Taxpayers Alliance report 'opportunity to show value of public health'
The Taxpayers Alliance has today (4 August) published a 'Nanny State Rich List' report, which claims to present the salaries given to senior public health specialists working in public health.
Commenting on the report, Professor John Middleton, President of the Faculty of Public Health, said: “We welcome today’s report from the Taxpayers Alliance, because it gives public health professionals an opportunity to demonstrate the value that they add to improving the quality and length of our lives.
"Senior public health professionals receive the salaries they do because they train for at least five years, usually passing two sets of difficult exams before qualifying, so that they can serve the public’s health and keep people of all ages safe from harm.
"That training includes learning how to make sense of complex evidence to ensure billions of taxpayers’ money is wisely spent, which is even more important at a time of such economic uncertainty. It’s a pity this report is simply incorrect in places: some public health leaders are just not paid as much as the report suggests, and some roles mentioned don’t actually exist.

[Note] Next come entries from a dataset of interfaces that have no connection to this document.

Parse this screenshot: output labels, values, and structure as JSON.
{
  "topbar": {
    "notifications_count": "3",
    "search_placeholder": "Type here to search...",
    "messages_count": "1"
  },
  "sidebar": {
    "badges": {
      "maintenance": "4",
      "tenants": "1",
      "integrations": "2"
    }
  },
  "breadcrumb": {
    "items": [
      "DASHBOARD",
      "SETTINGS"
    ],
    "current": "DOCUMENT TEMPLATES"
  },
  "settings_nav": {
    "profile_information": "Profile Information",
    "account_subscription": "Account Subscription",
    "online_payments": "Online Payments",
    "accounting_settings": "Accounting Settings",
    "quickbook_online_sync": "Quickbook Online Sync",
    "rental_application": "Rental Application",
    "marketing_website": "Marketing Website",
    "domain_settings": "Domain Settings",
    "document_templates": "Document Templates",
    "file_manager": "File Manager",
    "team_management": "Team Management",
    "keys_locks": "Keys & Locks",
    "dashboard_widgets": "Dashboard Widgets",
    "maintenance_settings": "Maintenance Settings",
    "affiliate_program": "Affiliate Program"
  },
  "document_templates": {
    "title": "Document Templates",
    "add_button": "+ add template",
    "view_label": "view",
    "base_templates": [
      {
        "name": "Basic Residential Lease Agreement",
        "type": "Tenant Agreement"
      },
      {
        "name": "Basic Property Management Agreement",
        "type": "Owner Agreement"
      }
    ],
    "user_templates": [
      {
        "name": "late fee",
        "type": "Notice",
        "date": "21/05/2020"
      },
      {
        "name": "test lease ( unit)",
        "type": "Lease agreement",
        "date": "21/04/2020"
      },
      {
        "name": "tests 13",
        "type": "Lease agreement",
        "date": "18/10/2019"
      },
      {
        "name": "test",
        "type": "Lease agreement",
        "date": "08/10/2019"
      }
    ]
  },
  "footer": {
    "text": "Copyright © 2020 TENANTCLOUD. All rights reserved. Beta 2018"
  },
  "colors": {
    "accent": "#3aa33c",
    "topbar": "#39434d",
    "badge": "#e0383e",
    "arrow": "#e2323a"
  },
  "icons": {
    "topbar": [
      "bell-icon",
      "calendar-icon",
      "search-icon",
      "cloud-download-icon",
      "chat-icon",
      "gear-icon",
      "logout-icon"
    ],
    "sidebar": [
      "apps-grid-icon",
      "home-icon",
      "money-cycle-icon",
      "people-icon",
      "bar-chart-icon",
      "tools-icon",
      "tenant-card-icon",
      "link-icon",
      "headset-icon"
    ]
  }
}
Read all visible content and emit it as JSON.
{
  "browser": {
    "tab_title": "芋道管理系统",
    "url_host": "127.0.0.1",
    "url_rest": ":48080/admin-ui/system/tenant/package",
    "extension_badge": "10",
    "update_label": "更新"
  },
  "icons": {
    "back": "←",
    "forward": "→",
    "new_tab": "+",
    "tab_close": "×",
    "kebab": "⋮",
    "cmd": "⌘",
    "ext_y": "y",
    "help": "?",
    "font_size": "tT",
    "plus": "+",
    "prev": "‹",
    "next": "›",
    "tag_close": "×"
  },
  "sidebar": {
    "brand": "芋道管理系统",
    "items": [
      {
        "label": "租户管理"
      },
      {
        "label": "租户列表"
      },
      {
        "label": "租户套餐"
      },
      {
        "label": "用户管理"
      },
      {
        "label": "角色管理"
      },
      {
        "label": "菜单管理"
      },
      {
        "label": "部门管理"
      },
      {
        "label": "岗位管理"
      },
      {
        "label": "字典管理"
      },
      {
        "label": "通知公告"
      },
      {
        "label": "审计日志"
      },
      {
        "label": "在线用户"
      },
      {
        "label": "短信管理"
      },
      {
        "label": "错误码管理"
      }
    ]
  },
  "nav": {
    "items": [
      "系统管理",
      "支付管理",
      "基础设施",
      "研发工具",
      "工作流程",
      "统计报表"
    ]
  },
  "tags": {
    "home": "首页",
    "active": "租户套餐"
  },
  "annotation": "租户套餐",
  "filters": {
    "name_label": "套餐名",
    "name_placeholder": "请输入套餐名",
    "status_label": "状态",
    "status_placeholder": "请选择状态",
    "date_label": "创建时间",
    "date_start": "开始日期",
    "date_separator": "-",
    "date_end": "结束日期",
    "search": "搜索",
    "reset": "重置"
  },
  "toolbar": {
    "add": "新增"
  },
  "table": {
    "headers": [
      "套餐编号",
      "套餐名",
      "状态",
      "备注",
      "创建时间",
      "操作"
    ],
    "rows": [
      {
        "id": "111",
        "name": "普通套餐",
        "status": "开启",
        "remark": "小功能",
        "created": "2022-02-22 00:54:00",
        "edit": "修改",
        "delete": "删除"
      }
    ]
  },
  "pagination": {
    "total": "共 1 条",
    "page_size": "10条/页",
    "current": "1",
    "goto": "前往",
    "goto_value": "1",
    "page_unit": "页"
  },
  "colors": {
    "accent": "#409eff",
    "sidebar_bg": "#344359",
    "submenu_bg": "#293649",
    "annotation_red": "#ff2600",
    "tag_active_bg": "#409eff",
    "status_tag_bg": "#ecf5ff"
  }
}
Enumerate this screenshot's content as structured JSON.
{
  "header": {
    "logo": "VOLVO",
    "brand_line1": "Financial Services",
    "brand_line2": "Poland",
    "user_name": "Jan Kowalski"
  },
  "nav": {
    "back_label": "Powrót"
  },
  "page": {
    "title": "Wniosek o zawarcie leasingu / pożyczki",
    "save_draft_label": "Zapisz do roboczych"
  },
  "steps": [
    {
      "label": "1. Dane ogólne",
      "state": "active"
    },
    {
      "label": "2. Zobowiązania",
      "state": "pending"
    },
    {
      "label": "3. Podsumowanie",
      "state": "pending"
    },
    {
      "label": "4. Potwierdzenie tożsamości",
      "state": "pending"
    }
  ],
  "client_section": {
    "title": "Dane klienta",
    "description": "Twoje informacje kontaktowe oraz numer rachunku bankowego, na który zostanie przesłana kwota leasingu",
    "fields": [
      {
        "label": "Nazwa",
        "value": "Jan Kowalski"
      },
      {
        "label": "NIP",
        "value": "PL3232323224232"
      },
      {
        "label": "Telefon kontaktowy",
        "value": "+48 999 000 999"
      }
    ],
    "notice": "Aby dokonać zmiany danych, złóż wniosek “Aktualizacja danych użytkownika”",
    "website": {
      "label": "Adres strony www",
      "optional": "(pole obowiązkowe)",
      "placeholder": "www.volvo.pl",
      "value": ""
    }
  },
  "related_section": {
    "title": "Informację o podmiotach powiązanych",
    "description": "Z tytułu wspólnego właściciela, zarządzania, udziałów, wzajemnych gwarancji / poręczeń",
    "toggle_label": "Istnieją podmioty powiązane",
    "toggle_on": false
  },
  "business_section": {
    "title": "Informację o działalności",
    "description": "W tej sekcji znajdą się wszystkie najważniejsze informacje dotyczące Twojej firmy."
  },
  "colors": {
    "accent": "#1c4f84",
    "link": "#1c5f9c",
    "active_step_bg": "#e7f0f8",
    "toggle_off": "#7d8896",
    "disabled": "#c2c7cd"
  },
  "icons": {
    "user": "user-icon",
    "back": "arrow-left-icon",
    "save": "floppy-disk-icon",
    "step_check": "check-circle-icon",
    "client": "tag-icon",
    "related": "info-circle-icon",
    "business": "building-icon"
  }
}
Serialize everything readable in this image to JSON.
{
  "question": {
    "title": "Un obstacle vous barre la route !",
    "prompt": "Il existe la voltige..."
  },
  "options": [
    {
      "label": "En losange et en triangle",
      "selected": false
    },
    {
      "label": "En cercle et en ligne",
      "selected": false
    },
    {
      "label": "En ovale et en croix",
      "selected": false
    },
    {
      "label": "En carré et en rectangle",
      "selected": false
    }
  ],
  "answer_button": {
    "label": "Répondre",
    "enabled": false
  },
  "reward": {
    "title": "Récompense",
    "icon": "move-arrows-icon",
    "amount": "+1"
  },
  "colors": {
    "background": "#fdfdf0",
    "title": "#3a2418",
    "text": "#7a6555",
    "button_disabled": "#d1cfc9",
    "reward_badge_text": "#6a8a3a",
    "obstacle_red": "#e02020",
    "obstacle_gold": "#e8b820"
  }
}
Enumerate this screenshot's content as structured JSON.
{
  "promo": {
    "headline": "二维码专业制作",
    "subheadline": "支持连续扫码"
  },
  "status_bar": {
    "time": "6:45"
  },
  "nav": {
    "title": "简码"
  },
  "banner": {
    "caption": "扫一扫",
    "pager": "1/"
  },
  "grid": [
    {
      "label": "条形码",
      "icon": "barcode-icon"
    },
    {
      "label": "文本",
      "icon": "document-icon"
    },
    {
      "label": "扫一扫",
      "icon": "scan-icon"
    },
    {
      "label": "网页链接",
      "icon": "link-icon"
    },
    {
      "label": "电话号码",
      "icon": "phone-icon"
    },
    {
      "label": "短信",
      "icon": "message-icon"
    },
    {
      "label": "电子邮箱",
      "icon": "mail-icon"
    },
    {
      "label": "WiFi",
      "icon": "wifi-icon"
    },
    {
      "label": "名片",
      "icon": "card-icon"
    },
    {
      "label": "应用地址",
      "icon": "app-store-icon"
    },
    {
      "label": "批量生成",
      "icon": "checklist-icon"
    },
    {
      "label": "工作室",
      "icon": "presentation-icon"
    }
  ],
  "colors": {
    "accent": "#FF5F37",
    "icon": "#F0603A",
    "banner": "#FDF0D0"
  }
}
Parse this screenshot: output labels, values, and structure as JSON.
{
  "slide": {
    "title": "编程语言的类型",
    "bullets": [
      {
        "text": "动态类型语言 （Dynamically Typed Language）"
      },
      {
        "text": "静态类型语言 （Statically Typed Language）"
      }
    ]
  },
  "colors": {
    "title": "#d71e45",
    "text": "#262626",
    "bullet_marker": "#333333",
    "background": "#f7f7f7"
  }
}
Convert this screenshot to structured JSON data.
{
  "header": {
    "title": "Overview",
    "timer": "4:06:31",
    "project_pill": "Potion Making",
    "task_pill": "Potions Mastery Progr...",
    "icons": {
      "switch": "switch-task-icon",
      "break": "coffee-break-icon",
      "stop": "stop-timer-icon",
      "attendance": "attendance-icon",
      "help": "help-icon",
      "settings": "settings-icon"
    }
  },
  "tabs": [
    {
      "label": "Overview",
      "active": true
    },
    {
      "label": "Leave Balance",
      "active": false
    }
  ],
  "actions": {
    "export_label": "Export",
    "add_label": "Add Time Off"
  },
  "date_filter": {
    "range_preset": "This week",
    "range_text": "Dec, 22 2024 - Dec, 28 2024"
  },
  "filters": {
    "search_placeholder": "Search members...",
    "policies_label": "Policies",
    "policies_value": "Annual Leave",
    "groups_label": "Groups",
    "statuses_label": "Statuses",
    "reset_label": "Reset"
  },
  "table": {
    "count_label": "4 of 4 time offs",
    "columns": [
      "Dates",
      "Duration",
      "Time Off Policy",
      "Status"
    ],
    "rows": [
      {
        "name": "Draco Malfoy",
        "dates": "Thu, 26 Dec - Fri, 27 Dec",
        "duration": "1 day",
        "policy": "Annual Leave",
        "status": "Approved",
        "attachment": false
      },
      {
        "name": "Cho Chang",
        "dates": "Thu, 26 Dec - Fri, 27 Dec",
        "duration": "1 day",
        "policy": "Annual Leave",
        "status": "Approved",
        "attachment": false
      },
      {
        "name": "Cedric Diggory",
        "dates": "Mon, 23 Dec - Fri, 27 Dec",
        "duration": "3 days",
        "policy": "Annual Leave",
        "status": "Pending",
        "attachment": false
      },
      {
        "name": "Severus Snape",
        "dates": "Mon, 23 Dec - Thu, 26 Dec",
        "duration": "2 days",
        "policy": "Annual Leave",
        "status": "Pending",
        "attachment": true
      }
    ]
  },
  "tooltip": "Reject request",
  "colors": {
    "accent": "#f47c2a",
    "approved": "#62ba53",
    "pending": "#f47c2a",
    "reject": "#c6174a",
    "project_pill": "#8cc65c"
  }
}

“Public health matters because it is about protecting and improving everyone’s health, from babies and children to older people. That could be by through quit smoking clinics, protecting the health of people whose homes are flooded or using public health expertise to ensure NHS funding for cancer services is spent in the most effective way. For every pound spent on public health services, it saves the taxpayer around four pounds by preventing health problems.
When put into context, the so-called ‘nanny state’ of public health becomes less of an imposition and more like a sensible intervention that saves money and lives. We would welcome the opportunity to discuss how public health training works with the Taxpayers Alliance, so they can see for themselves how rigorous it is and the value it offers to the public purse.”
Written: 04/08/2016 , last modified: 27/10/2016